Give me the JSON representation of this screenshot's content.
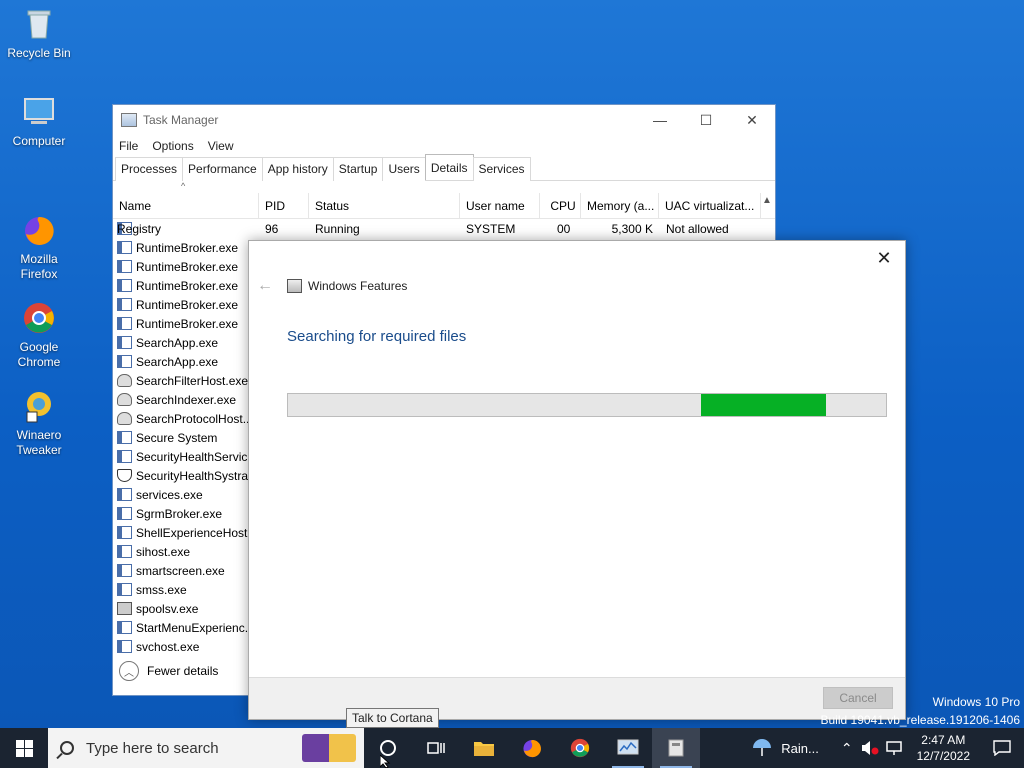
{
  "desktop": {
    "icons": [
      {
        "label": "Recycle Bin",
        "icon": "recycle-bin-icon"
      },
      {
        "label": "Computer",
        "icon": "computer-icon"
      },
      {
        "label": "Mozilla\nFirefox",
        "icon": "firefox-icon"
      },
      {
        "label": "Google\nChrome",
        "icon": "chrome-icon"
      },
      {
        "label": "Winaero\nTweaker",
        "icon": "winaero-icon"
      }
    ]
  },
  "taskmanager": {
    "title": "Task Manager",
    "controls": {
      "minimize": "—",
      "maximize": "☐",
      "close": "✕"
    },
    "menu": [
      "File",
      "Options",
      "View"
    ],
    "tabs": [
      "Processes",
      "Performance",
      "App history",
      "Startup",
      "Users",
      "Details",
      "Services"
    ],
    "active_tab": "Details",
    "columns": [
      "Name",
      "PID",
      "Status",
      "User name",
      "CPU",
      "Memory (a...",
      "UAC virtualizat..."
    ],
    "first_row": {
      "name": "Registry",
      "pid": "96",
      "status": "Running",
      "user": "SYSTEM",
      "cpu": "00",
      "memory": "5,300 K",
      "uac": "Not allowed"
    },
    "rows": [
      {
        "name": "RuntimeBroker.exe",
        "icon": "app"
      },
      {
        "name": "RuntimeBroker.exe",
        "icon": "app"
      },
      {
        "name": "RuntimeBroker.exe",
        "icon": "app"
      },
      {
        "name": "RuntimeBroker.exe",
        "icon": "app"
      },
      {
        "name": "RuntimeBroker.exe",
        "icon": "app"
      },
      {
        "name": "SearchApp.exe",
        "icon": "app"
      },
      {
        "name": "SearchApp.exe",
        "icon": "app"
      },
      {
        "name": "SearchFilterHost.exe",
        "icon": "user"
      },
      {
        "name": "SearchIndexer.exe",
        "icon": "user"
      },
      {
        "name": "SearchProtocolHost...",
        "icon": "user"
      },
      {
        "name": "Secure System",
        "icon": "app"
      },
      {
        "name": "SecurityHealthServic...",
        "icon": "app"
      },
      {
        "name": "SecurityHealthSystra...",
        "icon": "shield"
      },
      {
        "name": "services.exe",
        "icon": "app"
      },
      {
        "name": "SgrmBroker.exe",
        "icon": "app"
      },
      {
        "name": "ShellExperienceHost...",
        "icon": "app"
      },
      {
        "name": "sihost.exe",
        "icon": "app"
      },
      {
        "name": "smartscreen.exe",
        "icon": "app"
      },
      {
        "name": "smss.exe",
        "icon": "app"
      },
      {
        "name": "spoolsv.exe",
        "icon": "printer"
      },
      {
        "name": "StartMenuExperienc...",
        "icon": "app"
      },
      {
        "name": "svchost.exe",
        "icon": "app"
      }
    ],
    "fewer_details": "Fewer details"
  },
  "features_dialog": {
    "title": "Windows Features",
    "heading": "Searching for required files",
    "progress": {
      "start_fraction": 0.69,
      "end_fraction": 0.9,
      "color": "#06b025"
    },
    "cancel_label": "Cancel",
    "close": "✕",
    "back": "←"
  },
  "tooltip": "Talk to Cortana",
  "watermark": {
    "line1": "Windows 10 Pro",
    "line2": "Build 19041.vb_release.191206-1406"
  },
  "taskbar": {
    "search_placeholder": "Type here to search",
    "weather": "Rain...",
    "time": "2:47 AM",
    "date": "12/7/2022"
  }
}
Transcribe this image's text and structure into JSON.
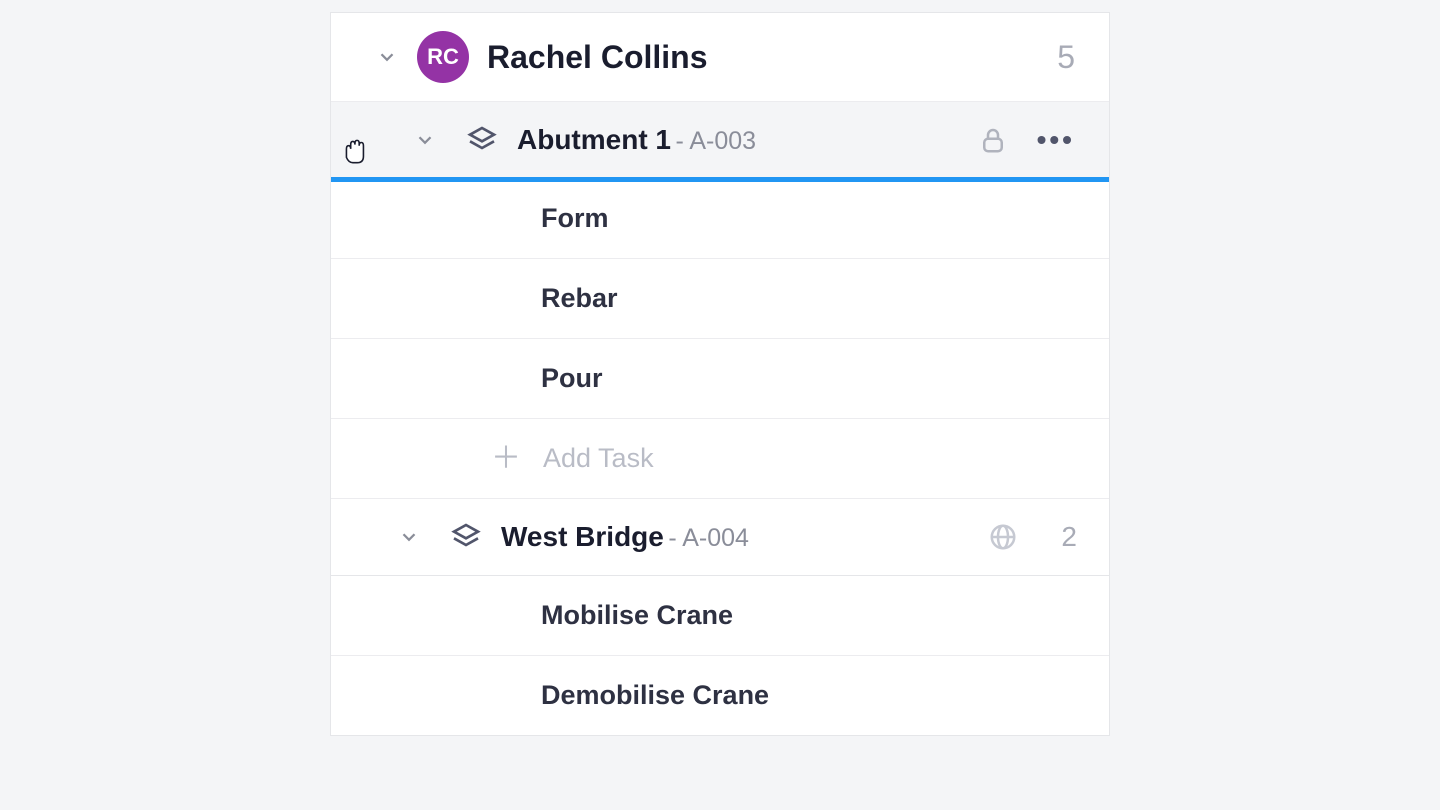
{
  "assignee": {
    "initials": "RC",
    "name": "Rachel Collins",
    "count": "5"
  },
  "groups": [
    {
      "title": "Abutment 1",
      "code": "- A-003",
      "selected": true,
      "tasks": [
        "Form",
        "Rebar",
        "Pour"
      ],
      "addLabel": "Add Task"
    },
    {
      "title": "West Bridge",
      "code": "- A-004",
      "selected": false,
      "count": "2",
      "tasks": [
        "Mobilise Crane",
        "Demobilise Crane"
      ]
    }
  ]
}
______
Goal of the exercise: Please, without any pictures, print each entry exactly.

Task answer:
Give me the JSON representation of this screenshot's content.
{
  "desktop": {
    "icons": [
      {
        "label": "Recycle Bin",
        "icon": "recycle-bin-icon"
      },
      {
        "label": "Computer",
        "icon": "computer-icon"
      },
      {
        "label": "Mozilla\nFirefox",
        "icon": "firefox-icon"
      },
      {
        "label": "Google\nChrome",
        "icon": "chrome-icon"
      },
      {
        "label": "Winaero\nTweaker",
        "icon": "winaero-icon"
      }
    ]
  },
  "taskmanager": {
    "title": "Task Manager",
    "controls": {
      "minimize": "—",
      "maximize": "☐",
      "close": "✕"
    },
    "menu": [
      "File",
      "Options",
      "View"
    ],
    "tabs": [
      "Processes",
      "Performance",
      "App history",
      "Startup",
      "Users",
      "Details",
      "Services"
    ],
    "active_tab": "Details",
    "columns": [
      "Name",
      "PID",
      "Status",
      "User name",
      "CPU",
      "Memory (a...",
      "UAC virtualizat..."
    ],
    "first_row": {
      "name": "Registry",
      "pid": "96",
      "status": "Running",
      "user": "SYSTEM",
      "cpu": "00",
      "memory": "5,300 K",
      "uac": "Not allowed"
    },
    "rows": [
      {
        "name": "RuntimeBroker.exe",
        "icon": "app"
      },
      {
        "name": "RuntimeBroker.exe",
        "icon": "app"
      },
      {
        "name": "RuntimeBroker.exe",
        "icon": "app"
      },
      {
        "name": "RuntimeBroker.exe",
        "icon": "app"
      },
      {
        "name": "RuntimeBroker.exe",
        "icon": "app"
      },
      {
        "name": "SearchApp.exe",
        "icon": "app"
      },
      {
        "name": "SearchApp.exe",
        "icon": "app"
      },
      {
        "name": "SearchFilterHost.exe",
        "icon": "user"
      },
      {
        "name": "SearchIndexer.exe",
        "icon": "user"
      },
      {
        "name": "SearchProtocolHost...",
        "icon": "user"
      },
      {
        "name": "Secure System",
        "icon": "app"
      },
      {
        "name": "SecurityHealthServic...",
        "icon": "app"
      },
      {
        "name": "SecurityHealthSystra...",
        "icon": "shield"
      },
      {
        "name": "services.exe",
        "icon": "app"
      },
      {
        "name": "SgrmBroker.exe",
        "icon": "app"
      },
      {
        "name": "ShellExperienceHost...",
        "icon": "app"
      },
      {
        "name": "sihost.exe",
        "icon": "app"
      },
      {
        "name": "smartscreen.exe",
        "icon": "app"
      },
      {
        "name": "smss.exe",
        "icon": "app"
      },
      {
        "name": "spoolsv.exe",
        "icon": "printer"
      },
      {
        "name": "StartMenuExperienc...",
        "icon": "app"
      },
      {
        "name": "svchost.exe",
        "icon": "app"
      }
    ],
    "fewer_details": "Fewer details"
  },
  "features_dialog": {
    "title": "Windows Features",
    "heading": "Searching for required files",
    "progress": {
      "start_fraction": 0.69,
      "end_fraction": 0.9,
      "color": "#06b025"
    },
    "cancel_label": "Cancel",
    "close": "✕",
    "back": "←"
  },
  "tooltip": "Talk to Cortana",
  "watermark": {
    "line1": "Windows 10 Pro",
    "line2": "Build 19041.vb_release.191206-1406"
  },
  "taskbar": {
    "search_placeholder": "Type here to search",
    "weather": "Rain...",
    "time": "2:47 AM",
    "date": "12/7/2022"
  }
}
Transcribe this image's text and structure into JSON.
{
  "assignee": {
    "initials": "RC",
    "name": "Rachel Collins",
    "count": "5"
  },
  "groups": [
    {
      "title": "Abutment 1",
      "code": "- A-003",
      "selected": true,
      "tasks": [
        "Form",
        "Rebar",
        "Pour"
      ],
      "addLabel": "Add Task"
    },
    {
      "title": "West Bridge",
      "code": "- A-004",
      "selected": false,
      "count": "2",
      "tasks": [
        "Mobilise Crane",
        "Demobilise Crane"
      ]
    }
  ]
}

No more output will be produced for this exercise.